[Provided data — start]

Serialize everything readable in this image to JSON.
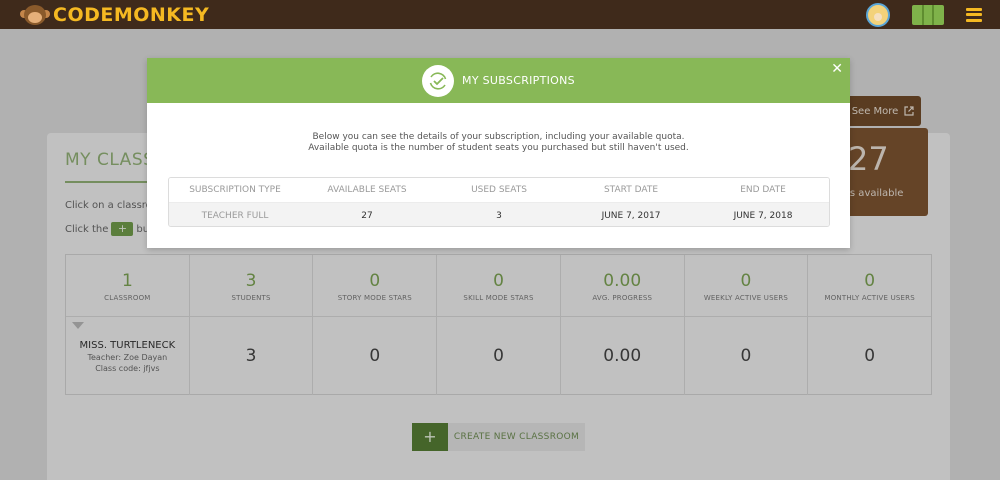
{
  "app": {
    "logo_text": "CodeMonkey"
  },
  "background": {
    "card_title": "MY CLASS",
    "instructions": [
      "Click on a classroom",
      "Click the",
      "butt"
    ],
    "see_more_label": "See More",
    "seats_available_number": "27",
    "seats_available_label": "ts available",
    "stats": [
      {
        "value": "1",
        "label": "CLASSROOM"
      },
      {
        "value": "3",
        "label": "STUDENTS"
      },
      {
        "value": "0",
        "label": "STORY MODE STARS"
      },
      {
        "value": "0",
        "label": "SKILL MODE STARS"
      },
      {
        "value": "0.00",
        "label": "AVG. PROGRESS"
      },
      {
        "value": "0",
        "label": "WEEKLY ACTIVE USERS"
      },
      {
        "value": "0",
        "label": "MONTHLY ACTIVE USERS"
      }
    ],
    "classroom_row": {
      "name": "MISS. TURTLENECK",
      "teacher": "Teacher: Zoe Dayan",
      "class_code": "Class code: jfjvs",
      "students": "3",
      "story_stars": "0",
      "skill_stars": "0",
      "avg_progress": "0.00",
      "weekly_active": "0",
      "monthly_active": "0"
    },
    "create_button_label": "CREATE NEW CLASSROOM"
  },
  "modal": {
    "title": "MY SUBSCRIPTIONS",
    "description_line1": "Below you can see the details of your subscription, including your available quota.",
    "description_line2": "Available quota is the number of student seats you purchased but still haven't used.",
    "table": {
      "headers": [
        "SUBSCRIPTION TYPE",
        "AVAILABLE SEATS",
        "USED SEATS",
        "START DATE",
        "END DATE"
      ],
      "row": [
        "TEACHER FULL",
        "27",
        "3",
        "JUNE 7, 2017",
        "JUNE 7, 2018"
      ]
    }
  },
  "colors": {
    "header_brown": "#3f2a1b",
    "accent_green": "#88b857",
    "logo_yellow": "#f5b922"
  }
}
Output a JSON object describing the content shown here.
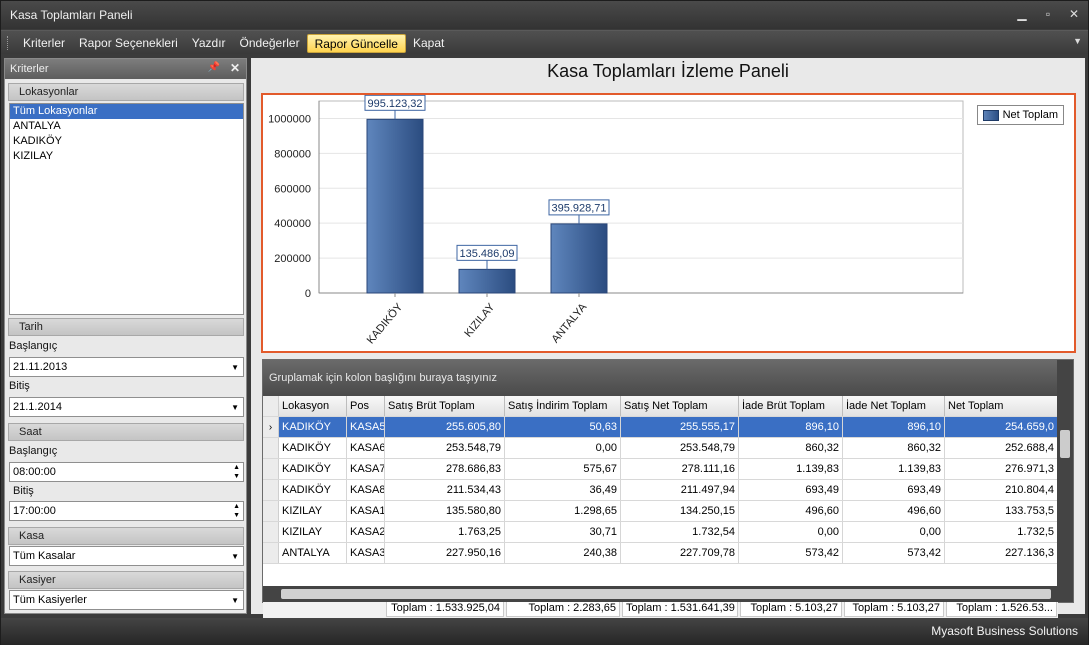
{
  "window": {
    "title": "Kasa Toplamları Paneli"
  },
  "menu": {
    "items": [
      "Kriterler",
      "Rapor Seçenekleri",
      "Yazdır",
      "Öndeğerler",
      "Rapor Güncelle",
      "Kapat"
    ],
    "active_index": 4
  },
  "left_panel": {
    "title": "Kriterler",
    "lokasyonlar": {
      "label": "Lokasyonlar",
      "items": [
        "Tüm Lokasyonlar",
        "ANTALYA",
        "KADIKÖY",
        "KIZILAY"
      ],
      "selected_index": 0
    },
    "tarih": {
      "label": "Tarih",
      "start_label": "Başlangıç",
      "start_value": "21.11.2013",
      "end_label": "Bitiş",
      "end_value": "21.1.2014"
    },
    "saat": {
      "label": "Saat",
      "start_label": "Başlangıç",
      "start_value": "08:00:00",
      "end_label": "Bitiş",
      "end_value": "17:00:00"
    },
    "kasa": {
      "label": "Kasa",
      "value": "Tüm Kasalar"
    },
    "kasiyer": {
      "label": "Kasiyer",
      "value": "Tüm Kasiyerler"
    }
  },
  "main": {
    "title": "Kasa Toplamları İzleme Paneli"
  },
  "chart_data": {
    "type": "bar",
    "categories": [
      "KADIKÖY",
      "KIZILAY",
      "ANTALYA"
    ],
    "series": [
      {
        "name": "Net Toplam",
        "values": [
          995123.32,
          135486.09,
          395928.71
        ],
        "labels": [
          "995.123,32",
          "135.486,09",
          "395.928,71"
        ]
      }
    ],
    "y_ticks": [
      "0",
      "200000",
      "400000",
      "600000",
      "800000",
      "1000000"
    ],
    "ylim": [
      0,
      1100000
    ],
    "legend_position": "top-right",
    "grid": true,
    "colors": {
      "bar": "#3d65a3"
    }
  },
  "grid": {
    "group_hint": "Gruplamak için kolon başlığını buraya taşıyınız",
    "columns": [
      "Lokasyon",
      "Pos",
      "Satış Brüt Toplam",
      "Satış İndirim Toplam",
      "Satış Net Toplam",
      "İade Brüt Toplam",
      "İade Net Toplam",
      "Net Toplam"
    ],
    "rows": [
      [
        "KADIKÖY",
        "KASA5",
        "255.605,80",
        "50,63",
        "255.555,17",
        "896,10",
        "896,10",
        "254.659,0"
      ],
      [
        "KADIKÖY",
        "KASA6",
        "253.548,79",
        "0,00",
        "253.548,79",
        "860,32",
        "860,32",
        "252.688,4"
      ],
      [
        "KADIKÖY",
        "KASA7",
        "278.686,83",
        "575,67",
        "278.111,16",
        "1.139,83",
        "1.139,83",
        "276.971,3"
      ],
      [
        "KADIKÖY",
        "KASA8",
        "211.534,43",
        "36,49",
        "211.497,94",
        "693,49",
        "693,49",
        "210.804,4"
      ],
      [
        "KIZILAY",
        "KASA1",
        "135.580,80",
        "1.298,65",
        "134.250,15",
        "496,60",
        "496,60",
        "133.753,5"
      ],
      [
        "KIZILAY",
        "KASA2",
        "1.763,25",
        "30,71",
        "1.732,54",
        "0,00",
        "0,00",
        "1.732,5"
      ],
      [
        "ANTALYA",
        "KASA3",
        "227.950,16",
        "240,38",
        "227.709,78",
        "573,42",
        "573,42",
        "227.136,3"
      ]
    ],
    "selected_row": 0,
    "totals": [
      "Toplam : 1.533.925,04",
      "Toplam : 2.283,65",
      "Toplam : 1.531.641,39",
      "Toplam : 5.103,27",
      "Toplam : 5.103,27",
      "Toplam : 1.526.53..."
    ]
  },
  "status": {
    "company": "Myasoft Business Solutions"
  }
}
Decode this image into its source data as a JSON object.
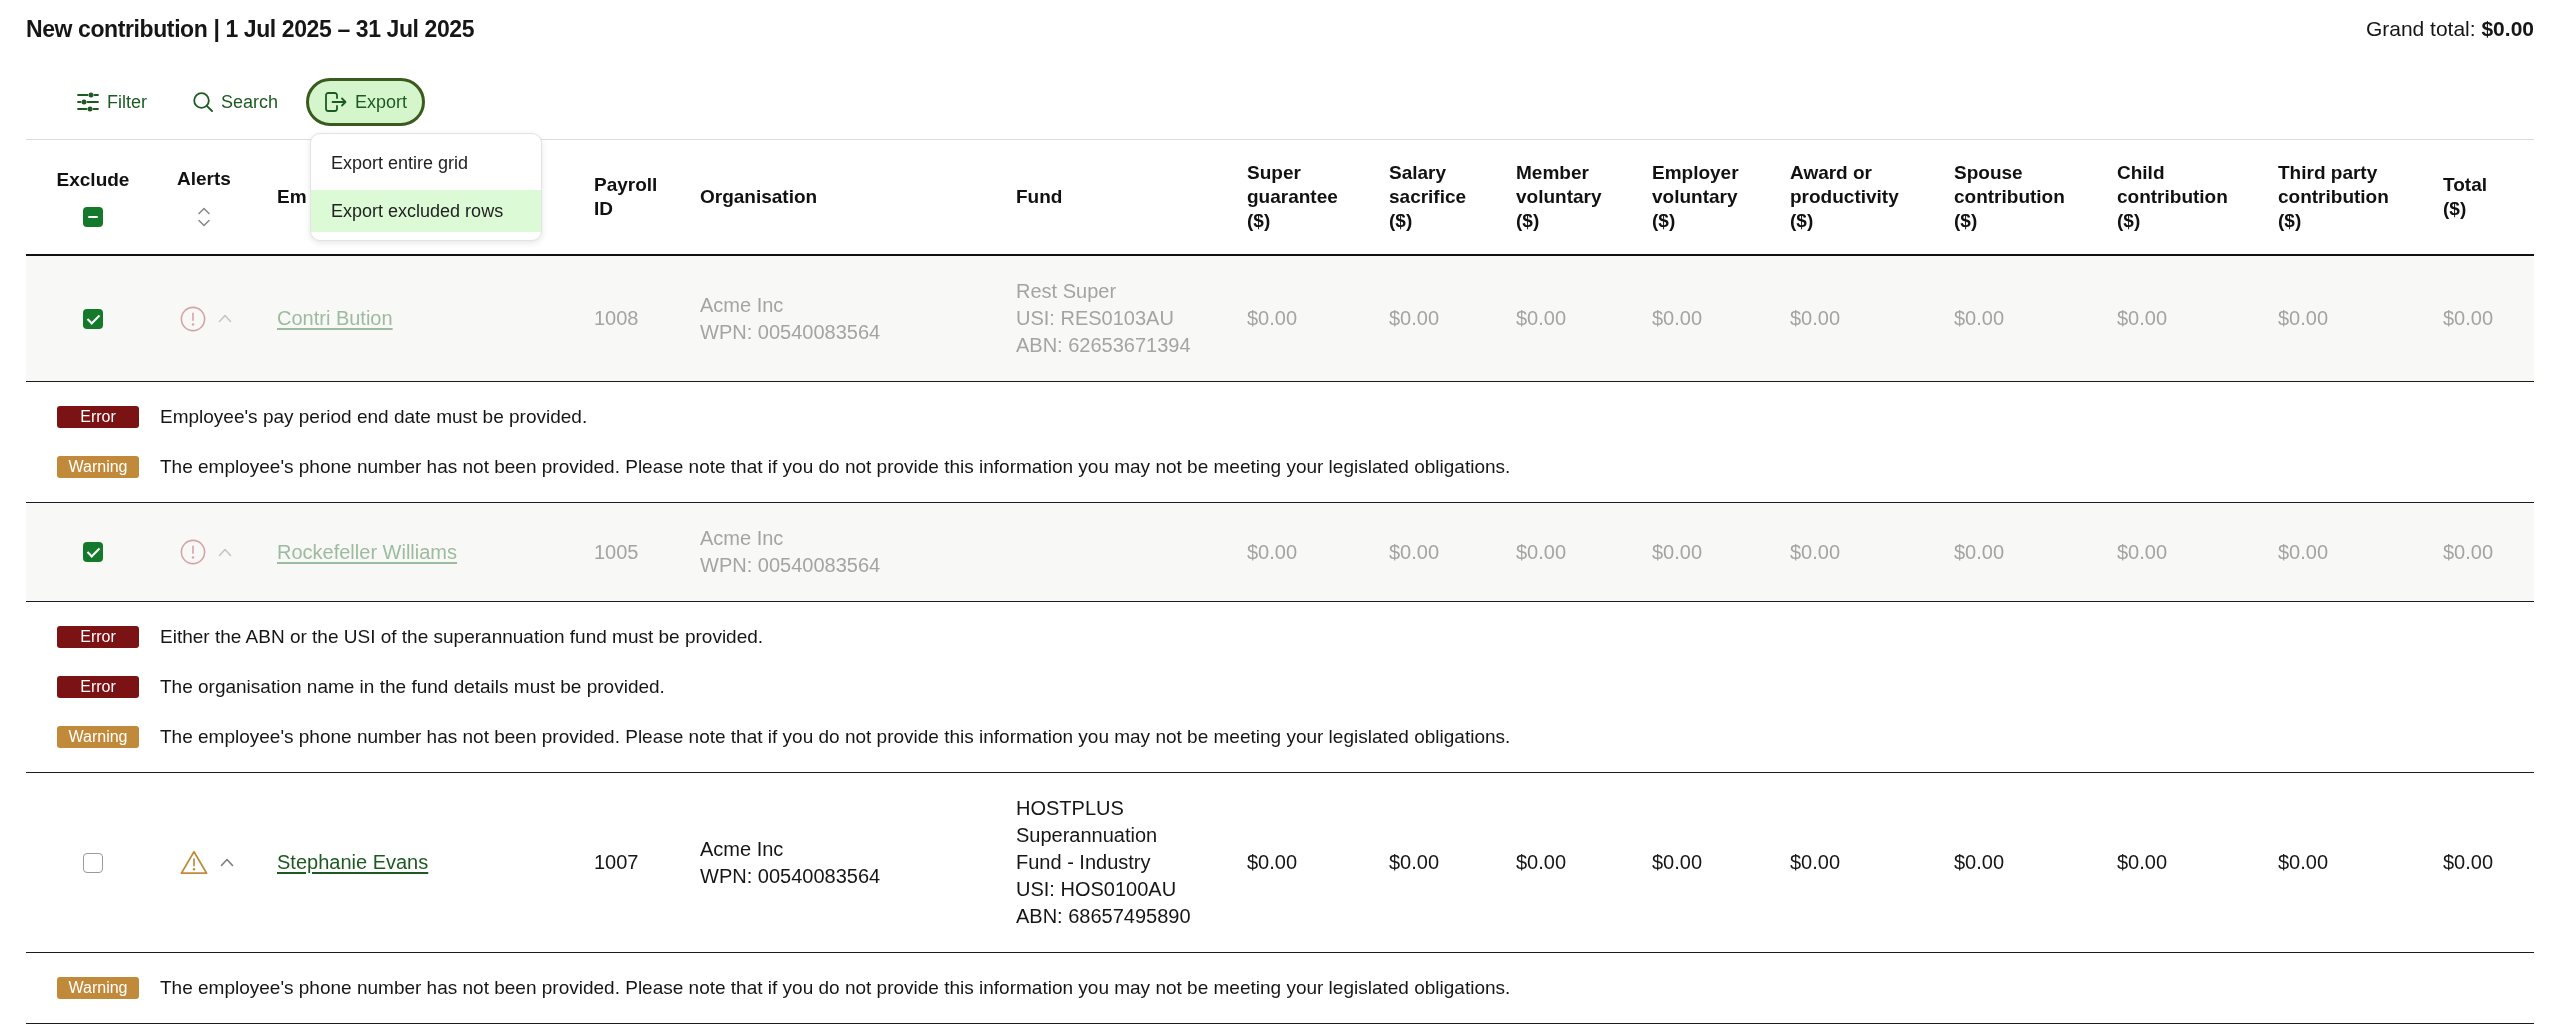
{
  "page": {
    "title": "New contribution | 1 Jul 2025 – 31 Jul 2025",
    "grand_total": "Grand total: **$0.00**"
  },
  "toolbar": [
    {
      "kind": "filter",
      "label": "Filter",
      "expanded": false
    },
    {
      "kind": "search",
      "label": "Search",
      "expanded": false
    },
    {
      "kind": "export",
      "label": "Export",
      "expanded": true,
      "menu": [
        {
          "label": "Export entire grid",
          "selected": false
        },
        {
          "label": "Export excluded rows",
          "selected": true
        }
      ]
    }
  ],
  "table": {
    "columns": [
      {
        "kind": "checkbox",
        "label": "Exclude",
        "indeterminate": true
      },
      {
        "kind": "alerts",
        "label": "Alerts"
      },
      {
        "kind": "employee",
        "label": "Em"
      },
      {
        "kind": "payroll",
        "label": "Payroll ID"
      },
      {
        "kind": "organisation",
        "label": "Organisation"
      },
      {
        "kind": "fund",
        "label": "Fund"
      },
      {
        "kind": "amount",
        "label": "Super guarantee ($)"
      },
      {
        "kind": "amount",
        "label": "Salary sacrifice ($)"
      },
      {
        "kind": "amount",
        "label": "Member voluntary ($)"
      },
      {
        "kind": "amount",
        "label": "Employer voluntary ($)"
      },
      {
        "kind": "amount",
        "label": "Award or productivity ($)"
      },
      {
        "kind": "amount",
        "label": "Spouse contribution ($)"
      },
      {
        "kind": "amount",
        "label": "Child contribution ($)"
      },
      {
        "kind": "amount",
        "label": "Third party contribution ($)"
      },
      {
        "kind": "amount",
        "label": "Total ($)"
      }
    ],
    "rows": [
      {
        "excluded": true,
        "expanded": true,
        "employee": "Contri Bution",
        "payroll_id": "1008",
        "organisation": {
          "name": "Acme Inc",
          "wpn": "WPN: 00540083564"
        },
        "fund": {
          "name": "Rest Super",
          "usi": "USI: RES0103AU",
          "abn": "ABN: 62653671394"
        },
        "amounts": [
          "$0.00",
          "$0.00",
          "$0.00",
          "$0.00",
          "$0.00",
          "$0.00",
          "$0.00",
          "$0.00",
          "$0.00"
        ],
        "alerts": [
          {
            "kind": "error",
            "label": "Error",
            "message": "Employee's pay period end date must be provided."
          },
          {
            "kind": "warning",
            "label": "Warning",
            "message": "The employee's phone number has not been provided. Please note that if you do not provide this information you may not be meeting your legislated obligations."
          }
        ]
      },
      {
        "excluded": true,
        "expanded": true,
        "employee": "Rockefeller Williams",
        "payroll_id": "1005",
        "organisation": {
          "name": "Acme Inc",
          "wpn": "WPN: 00540083564"
        },
        "amounts": [
          "$0.00",
          "$0.00",
          "$0.00",
          "$0.00",
          "$0.00",
          "$0.00",
          "$0.00",
          "$0.00",
          "$0.00"
        ],
        "alerts": [
          {
            "kind": "error",
            "label": "Error",
            "message": "Either the ABN or the USI of the superannuation fund must be provided."
          },
          {
            "kind": "error",
            "label": "Error",
            "message": "The organisation name in the fund details must be provided."
          },
          {
            "kind": "warning",
            "label": "Warning",
            "message": "The employee's phone number has not been provided. Please note that if you do not provide this information you may not be meeting your legislated obligations."
          }
        ]
      },
      {
        "excluded": false,
        "expanded": true,
        "employee": "Stephanie Evans",
        "payroll_id": "1007",
        "organisation": {
          "name": "Acme Inc",
          "wpn": "WPN: 00540083564"
        },
        "fund": {
          "name": "HOSTPLUS Superannuation Fund - Industry",
          "usi": "USI: HOS0100AU",
          "abn": "ABN: 68657495890"
        },
        "amounts": [
          "$0.00",
          "$0.00",
          "$0.00",
          "$0.00",
          "$0.00",
          "$0.00",
          "$0.00",
          "$0.00",
          "$0.00"
        ],
        "alerts": [
          {
            "kind": "warning",
            "label": "Warning",
            "message": "The employee's phone number has not been provided. Please note that if you do not provide this information you may not be meeting your legislated obligations."
          }
        ]
      }
    ]
  }
}
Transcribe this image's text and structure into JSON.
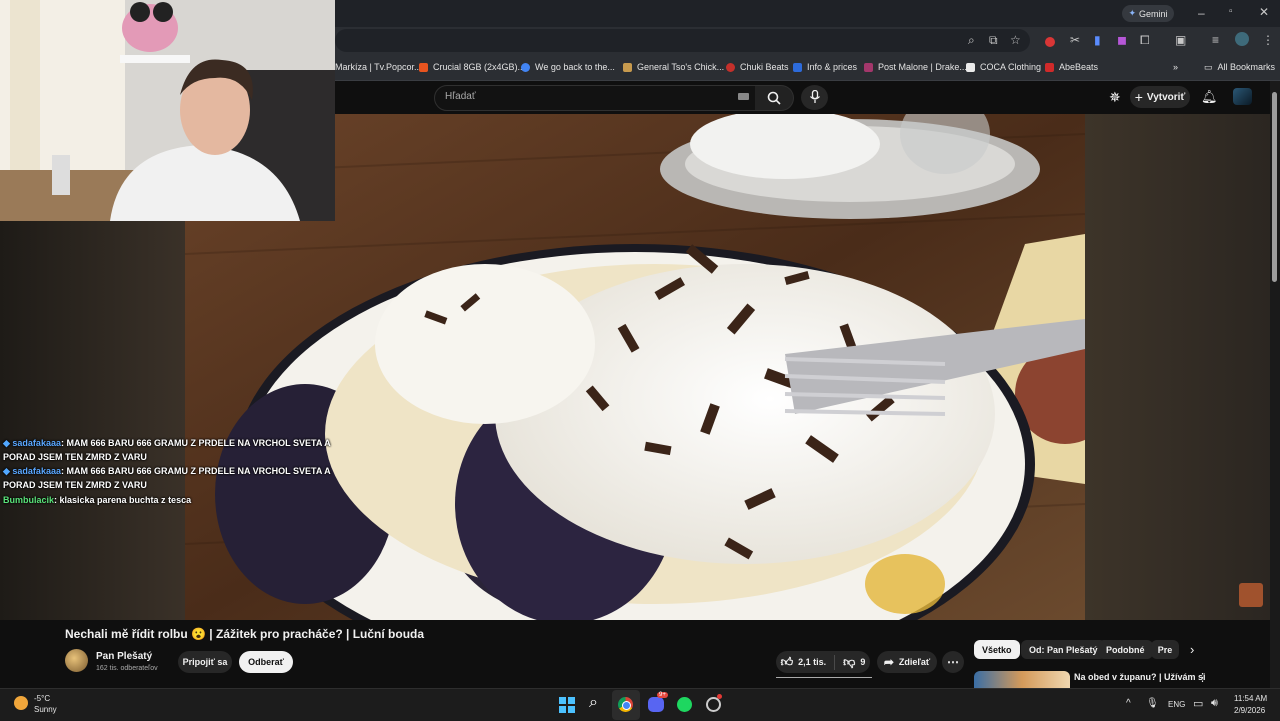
{
  "browser": {
    "gemini_label": "Gemini",
    "bookmarks": [
      {
        "label": "Markíza | Tv.Popcor...",
        "color": "#2b2e33"
      },
      {
        "label": "Crucial 8GB (2x4GB)...",
        "color": "#e8541f"
      },
      {
        "label": "We go back to the...",
        "color": "#4285f4"
      },
      {
        "label": "General Tso's Chick...",
        "color": "#c79a4e"
      },
      {
        "label": "Chuki Beats",
        "color": "#c4302b"
      },
      {
        "label": "Info & prices",
        "color": "#2d6bdb"
      },
      {
        "label": "Post Malone | Drake...",
        "color": "#a3376b"
      },
      {
        "label": "COCA Clothing",
        "color": "#eaeaea"
      },
      {
        "label": "AbeBeats",
        "color": "#d02a2a"
      }
    ],
    "all_bookmarks": "All Bookmarks"
  },
  "youtube": {
    "search_placeholder": "Hľadať",
    "create_label": "Vytvoriť"
  },
  "chat": [
    {
      "user": "sadafakaaa",
      "text": ": MAM 666 BARU 666 GRAMU Z PRDELE NA VRCHOL SVETA A PORAD JSEM TEN ZMRD Z VARU",
      "user_color": "#5aa7ff"
    },
    {
      "user": "sadafakaaa",
      "text": ": MAM 666 BARU 666 GRAMU Z PRDELE NA VRCHOL SVETA A PORAD JSEM TEN ZMRD Z VARU",
      "user_color": "#5aa7ff"
    },
    {
      "user": "Bumbulacik",
      "text": ": klasicka parena buchta z tesca",
      "user_color": "#5ae37a"
    }
  ],
  "video": {
    "title": "Nechali mě řídit rolbu 😮 | Zážitek pro pracháče? | Luční bouda",
    "channel_name": "Pan Plešatý",
    "subscribers": "162 tis. odberateľov",
    "join_label": "Pripojiť sa",
    "subscribe_label": "Odberať",
    "likes": "2,1 tis.",
    "dislikes": "9",
    "share_label": "Zdieľať",
    "more_label": "⋯"
  },
  "chips": [
    "Všetko",
    "Od: Pan Plešatý",
    "Podobné",
    "Pre"
  ],
  "suggested": {
    "line1": "Na obed v županu? | Užívám si",
    "line2": "..."
  },
  "taskbar": {
    "temperature": "-5°C",
    "weather": "Sunny",
    "language": "ENG",
    "time": "11:54 AM",
    "date": "2/9/2026",
    "discord_badge": "9+"
  }
}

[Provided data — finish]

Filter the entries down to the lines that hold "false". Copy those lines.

## Solved exercise
      "expanded": false
      "expanded": false
          "selected": false
        "excluded": false,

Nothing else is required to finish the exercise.